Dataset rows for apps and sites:
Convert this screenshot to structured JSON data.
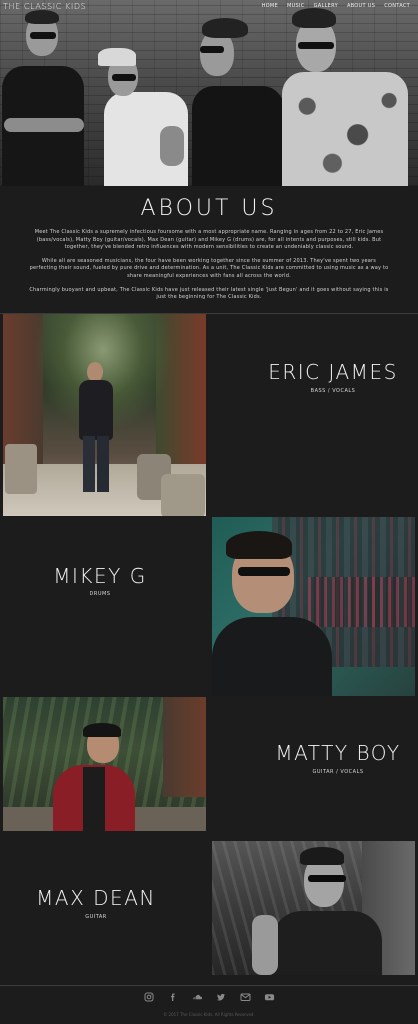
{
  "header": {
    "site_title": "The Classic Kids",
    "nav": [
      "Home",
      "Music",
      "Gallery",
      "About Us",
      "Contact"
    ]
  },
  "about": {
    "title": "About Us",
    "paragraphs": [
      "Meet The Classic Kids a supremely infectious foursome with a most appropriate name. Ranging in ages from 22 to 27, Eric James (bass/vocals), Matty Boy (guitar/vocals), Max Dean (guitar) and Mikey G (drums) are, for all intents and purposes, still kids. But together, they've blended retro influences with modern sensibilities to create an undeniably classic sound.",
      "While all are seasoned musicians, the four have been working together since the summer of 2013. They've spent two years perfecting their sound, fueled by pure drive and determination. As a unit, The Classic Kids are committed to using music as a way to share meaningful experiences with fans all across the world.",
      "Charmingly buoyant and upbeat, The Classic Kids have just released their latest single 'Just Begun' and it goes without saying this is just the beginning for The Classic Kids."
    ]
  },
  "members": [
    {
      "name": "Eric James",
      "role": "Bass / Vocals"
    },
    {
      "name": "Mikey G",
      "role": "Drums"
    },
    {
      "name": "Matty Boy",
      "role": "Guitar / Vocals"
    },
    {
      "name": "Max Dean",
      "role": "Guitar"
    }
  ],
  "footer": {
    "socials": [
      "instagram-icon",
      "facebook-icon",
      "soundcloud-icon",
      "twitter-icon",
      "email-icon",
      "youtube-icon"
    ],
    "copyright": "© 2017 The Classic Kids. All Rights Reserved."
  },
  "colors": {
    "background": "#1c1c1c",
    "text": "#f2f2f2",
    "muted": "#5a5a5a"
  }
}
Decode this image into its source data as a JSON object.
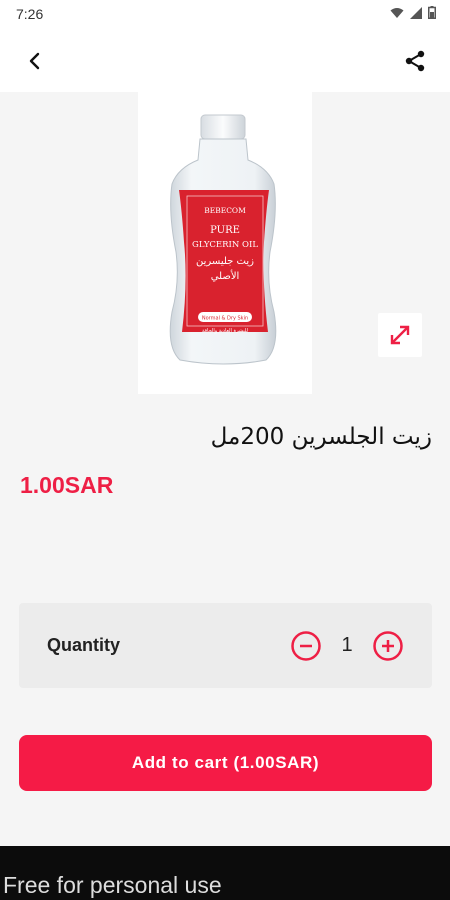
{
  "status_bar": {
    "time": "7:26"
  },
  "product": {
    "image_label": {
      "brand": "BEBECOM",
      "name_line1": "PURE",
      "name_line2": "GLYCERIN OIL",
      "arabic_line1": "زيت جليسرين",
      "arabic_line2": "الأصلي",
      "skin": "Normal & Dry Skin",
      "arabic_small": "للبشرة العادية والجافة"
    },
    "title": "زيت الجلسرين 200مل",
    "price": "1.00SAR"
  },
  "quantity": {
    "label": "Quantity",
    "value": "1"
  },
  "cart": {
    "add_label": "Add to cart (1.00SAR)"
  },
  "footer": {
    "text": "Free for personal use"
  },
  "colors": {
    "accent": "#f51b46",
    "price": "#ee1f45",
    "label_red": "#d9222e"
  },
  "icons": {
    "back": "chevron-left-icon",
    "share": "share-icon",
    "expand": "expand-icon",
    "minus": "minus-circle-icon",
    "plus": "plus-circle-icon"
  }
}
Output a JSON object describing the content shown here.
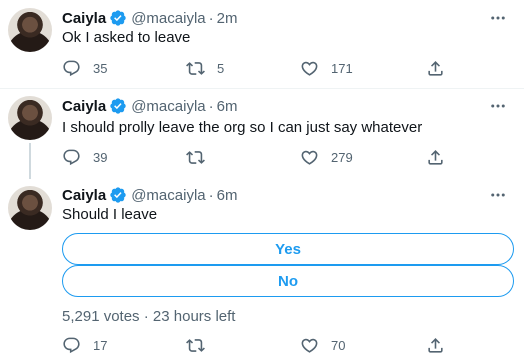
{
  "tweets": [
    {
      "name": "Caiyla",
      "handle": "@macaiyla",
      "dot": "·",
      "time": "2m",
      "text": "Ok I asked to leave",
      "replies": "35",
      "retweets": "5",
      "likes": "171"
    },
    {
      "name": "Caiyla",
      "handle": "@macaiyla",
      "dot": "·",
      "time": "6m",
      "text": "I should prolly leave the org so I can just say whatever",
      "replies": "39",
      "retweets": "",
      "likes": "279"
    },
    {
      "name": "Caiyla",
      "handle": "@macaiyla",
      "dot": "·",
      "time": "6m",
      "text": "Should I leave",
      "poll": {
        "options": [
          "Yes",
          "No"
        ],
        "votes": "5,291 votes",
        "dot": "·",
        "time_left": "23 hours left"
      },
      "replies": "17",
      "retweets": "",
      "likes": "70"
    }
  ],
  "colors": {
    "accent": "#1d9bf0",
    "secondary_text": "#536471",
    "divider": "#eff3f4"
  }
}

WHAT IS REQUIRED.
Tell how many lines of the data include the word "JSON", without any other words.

EXERCISE RESULT.
3